James Enaw, from the Texas A&M University System Health Science Center in Houston, Texas and colleagues from the California Birth Defects Monitoring Program, analyzed the presence of two specific variants of the genes encoding the enzymes human choline esterase A (CHKA) and CTP:Phosphocholine cytidylytransferase(PCYT1A) in 103 infants suffering from spina bifida and 338 unaffected infants, who served as controls.

Although the study had limited statistical power, Enaw et al.'s results show that one variant of CHKA is associated with a reduced risk of spina bifida and one variant of PCYTA1A is associated with a two-fold increased risk of spina bifida. Interestingly, these associations are not modified by intake of choline by the mother during pregnancy.

The authors conclude: "The results indicate that dietary choline and choline metabolism genes may affect the risk of spina bifida independently or through some other unknown mechanisms."


Story Source:

The above story is based on materials provided by BioMed Central. Note: Materials may be edited for content and length.


Cite This Page:

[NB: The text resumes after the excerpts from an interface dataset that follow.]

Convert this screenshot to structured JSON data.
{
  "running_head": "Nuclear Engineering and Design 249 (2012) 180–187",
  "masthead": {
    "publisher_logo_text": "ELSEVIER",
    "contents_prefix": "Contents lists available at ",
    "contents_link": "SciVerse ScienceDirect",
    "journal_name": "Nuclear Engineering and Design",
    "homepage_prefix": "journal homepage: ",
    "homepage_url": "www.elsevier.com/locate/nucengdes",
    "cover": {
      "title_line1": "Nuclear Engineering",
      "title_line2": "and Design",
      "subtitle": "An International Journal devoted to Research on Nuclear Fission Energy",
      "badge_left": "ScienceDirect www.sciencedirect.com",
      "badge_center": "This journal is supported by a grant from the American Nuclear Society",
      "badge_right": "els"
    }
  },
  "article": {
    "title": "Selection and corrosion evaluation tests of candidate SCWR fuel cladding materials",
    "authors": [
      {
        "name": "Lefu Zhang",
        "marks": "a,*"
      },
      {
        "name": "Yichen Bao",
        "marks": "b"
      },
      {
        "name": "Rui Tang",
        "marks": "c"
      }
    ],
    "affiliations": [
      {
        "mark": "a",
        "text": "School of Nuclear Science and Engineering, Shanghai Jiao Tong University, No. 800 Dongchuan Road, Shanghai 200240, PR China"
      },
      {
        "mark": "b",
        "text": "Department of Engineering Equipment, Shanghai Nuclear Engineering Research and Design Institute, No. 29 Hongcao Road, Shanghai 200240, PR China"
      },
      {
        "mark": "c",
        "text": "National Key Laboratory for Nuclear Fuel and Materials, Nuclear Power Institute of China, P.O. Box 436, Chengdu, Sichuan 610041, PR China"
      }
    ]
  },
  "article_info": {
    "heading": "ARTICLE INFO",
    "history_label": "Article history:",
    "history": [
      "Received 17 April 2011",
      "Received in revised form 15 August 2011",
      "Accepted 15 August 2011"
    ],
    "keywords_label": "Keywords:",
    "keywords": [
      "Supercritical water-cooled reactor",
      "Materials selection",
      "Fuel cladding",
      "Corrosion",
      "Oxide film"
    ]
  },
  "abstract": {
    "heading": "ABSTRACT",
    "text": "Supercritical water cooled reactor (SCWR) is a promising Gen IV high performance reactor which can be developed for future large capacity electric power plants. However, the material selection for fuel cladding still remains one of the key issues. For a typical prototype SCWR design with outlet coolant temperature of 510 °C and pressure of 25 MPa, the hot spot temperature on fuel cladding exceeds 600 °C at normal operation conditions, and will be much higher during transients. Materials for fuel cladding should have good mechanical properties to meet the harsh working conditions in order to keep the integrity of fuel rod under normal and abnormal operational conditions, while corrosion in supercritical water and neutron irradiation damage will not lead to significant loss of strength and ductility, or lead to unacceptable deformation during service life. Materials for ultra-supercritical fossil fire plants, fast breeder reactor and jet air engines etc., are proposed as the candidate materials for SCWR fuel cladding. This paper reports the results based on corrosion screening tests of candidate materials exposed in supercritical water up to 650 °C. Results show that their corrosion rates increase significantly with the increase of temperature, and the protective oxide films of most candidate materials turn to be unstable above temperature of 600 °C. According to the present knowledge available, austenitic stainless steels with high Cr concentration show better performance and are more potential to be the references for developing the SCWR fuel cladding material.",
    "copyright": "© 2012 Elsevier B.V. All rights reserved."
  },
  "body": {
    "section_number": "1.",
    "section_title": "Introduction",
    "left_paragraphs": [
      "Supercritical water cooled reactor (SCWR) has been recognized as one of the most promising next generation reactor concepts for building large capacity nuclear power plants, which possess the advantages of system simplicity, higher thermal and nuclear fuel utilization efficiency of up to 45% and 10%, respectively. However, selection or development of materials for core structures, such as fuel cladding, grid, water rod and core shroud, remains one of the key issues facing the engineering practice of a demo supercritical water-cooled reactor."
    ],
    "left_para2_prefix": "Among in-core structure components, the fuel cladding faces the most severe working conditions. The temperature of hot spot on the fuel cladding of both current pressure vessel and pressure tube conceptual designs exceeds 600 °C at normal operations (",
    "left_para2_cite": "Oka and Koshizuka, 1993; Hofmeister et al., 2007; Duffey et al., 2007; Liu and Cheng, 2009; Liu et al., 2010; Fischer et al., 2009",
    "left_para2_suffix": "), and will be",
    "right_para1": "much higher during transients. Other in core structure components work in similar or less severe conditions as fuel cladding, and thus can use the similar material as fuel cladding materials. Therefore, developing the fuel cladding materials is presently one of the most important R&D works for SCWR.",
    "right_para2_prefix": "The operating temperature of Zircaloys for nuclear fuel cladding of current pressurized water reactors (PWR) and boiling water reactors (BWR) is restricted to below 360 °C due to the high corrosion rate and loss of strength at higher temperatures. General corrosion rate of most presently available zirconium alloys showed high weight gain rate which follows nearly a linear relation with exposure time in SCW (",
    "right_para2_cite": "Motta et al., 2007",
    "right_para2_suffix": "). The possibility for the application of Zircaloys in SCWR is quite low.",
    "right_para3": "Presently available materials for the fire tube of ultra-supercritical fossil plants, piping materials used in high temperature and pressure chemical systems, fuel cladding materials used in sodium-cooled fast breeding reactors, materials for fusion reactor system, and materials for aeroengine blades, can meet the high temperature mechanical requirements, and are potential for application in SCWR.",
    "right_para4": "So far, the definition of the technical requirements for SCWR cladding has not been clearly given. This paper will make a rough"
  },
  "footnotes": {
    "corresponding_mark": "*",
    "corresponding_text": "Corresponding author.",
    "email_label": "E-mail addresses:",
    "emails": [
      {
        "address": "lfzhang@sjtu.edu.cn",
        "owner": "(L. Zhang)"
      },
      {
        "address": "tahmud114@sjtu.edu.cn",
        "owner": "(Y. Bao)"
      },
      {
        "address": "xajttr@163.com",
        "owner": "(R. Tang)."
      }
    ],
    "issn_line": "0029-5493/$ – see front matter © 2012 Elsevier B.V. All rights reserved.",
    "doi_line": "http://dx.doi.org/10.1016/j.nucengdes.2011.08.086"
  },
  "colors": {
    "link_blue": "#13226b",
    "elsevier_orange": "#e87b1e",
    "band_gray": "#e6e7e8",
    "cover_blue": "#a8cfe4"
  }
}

BioMed Central. "Risk Of Spina Bifida Associated With Choline Metabolism Genes, But Unrelated To Choline Intake." ScienceDaily. ScienceDaily, 22 December 2006. <www.sciencedaily.com/releases/2006/12/061221074936.htm>.
BioMed Central. (2006, December 22). Risk Of Spina Bifida Associated With Choline Metabolism Genes, But Unrelated To Choline Intake. ScienceDaily. Retrieved April 18, 2014 from www.sciencedaily.com/releases/2006/12/061221074936.htm
BioMed Central. "Risk Of Spina Bifida Associated With Choline Metabolism Genes, But Unrelated To Choline Intake." ScienceDaily. www.sciencedaily.com/releases/2006/12/061221074936.htm (accessed April 18, 2014).

Share This

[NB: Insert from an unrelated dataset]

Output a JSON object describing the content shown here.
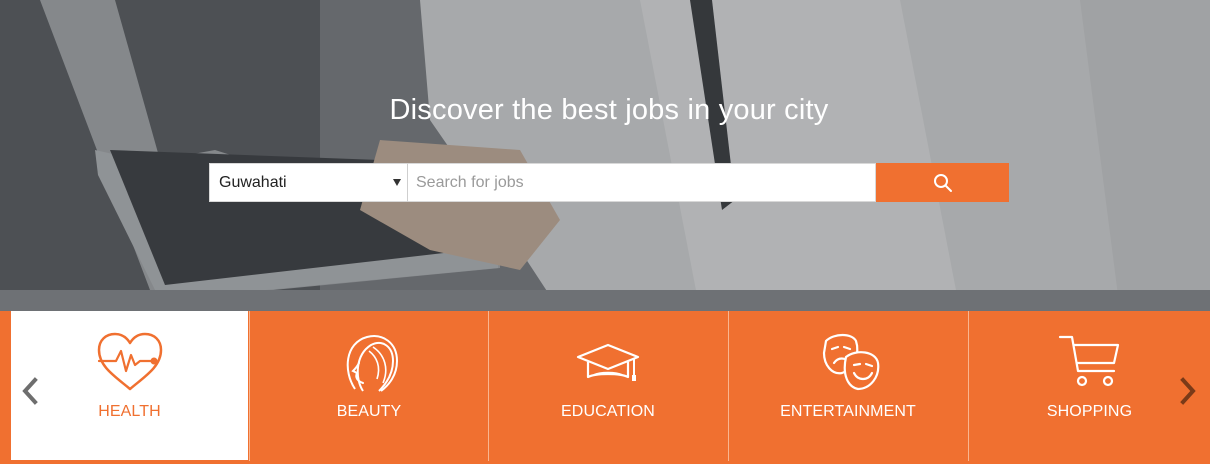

More Health & Medicine News

Friday, April 18, 2014

Featured Research

from universities, journals, and other organizations


Featured Videos

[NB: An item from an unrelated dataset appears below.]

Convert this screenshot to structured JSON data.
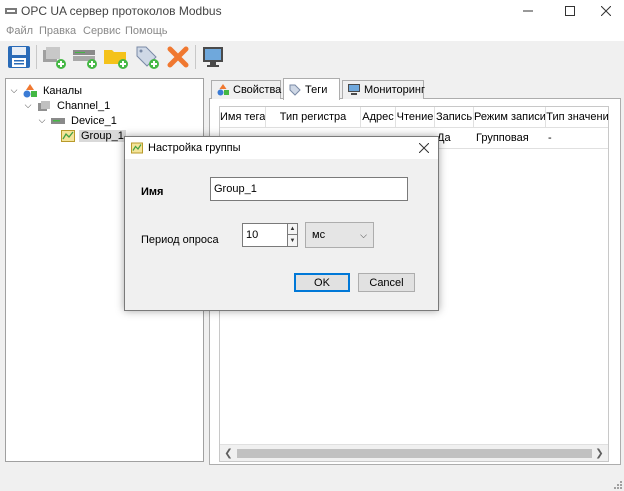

from AP, Reuters, AFP, and other news services

Scientists Create Stem Cells From Adult Skin Cells

Scientists Create Stem Cells From Adult Skin Cells

Newsy (Apr. 17, 2014) The breakthrough could mean a cure for some serious diseases and even the possibility of human cloning, but it's all still a way off. Video provided by Newsy
Powered by NewsLook.com
Obama: 8 Million Healthcare Signups

Obama: 8 Million Healthcare Signups

AP (Apr. 17, 2014) President Barack Obama gave a briefing Thursday announcing 8 million people have signed up under the Affordable Care Act. He blasted continued Republican efforts to repeal the law. (April 17) Video provided by AP
Powered by NewsLook.com
Is Apathy A Sign Of A Shrinking Brain?

Is Apathy A Sign Of A Shrinking Brain?

Newsy (Apr. 17, 2014) A recent study links apathetic feelings to a smaller brain. Researchers say the results indicate a need for apathy screening for at-risk seniors. Video provided by Newsy
Powered by NewsLook.com
Could Even Casual Marijuana Use Alter Your Brain?

Could Even Casual Marijuana Use Alter Your Brain?

Newsy (Apr. 16, 2014) A new study conducted by researchers at Northwestern and Harvard suggests even casual marijuana use can alter your brain. Video provided by Newsy
Powered by NewsLook.com

Search ScienceDaily

Number of stories in archives: 140,361

Find with keyword(s):
Enter a keyword or phrase to search ScienceDaily for related topics and research stories.

Save/Print:
Share:

Breaking News:
from the past week

In Other News

... from NewsDaily.com

Science News

Health News

Environment News

Technology News



Save/Print:
Share:

Free Subscriptions


Get the latest science news with ScienceDaily's free email newsletters, updated daily and weekly. Or view hourly updated newsfeeds in your RSS reader:

Get Social & Mobile


Keep up to date with the latest news from ScienceDaily via social networks and mobile apps:

Have Feedback?


Tell us what you think of ScienceDaily -- we welcome both positive and negative comments. Have any problems using the site? Questions?
Mobile: iPhone Android Web
Follow: Facebook Twitter Google+
Subscribe: RSS Feeds Email Newsletters
Latest Headlines Health & Medicine Mind & Brain Space & Time Matter & Energy Computers & Math Plants & Animals Earth & Climate Fossils & Ruins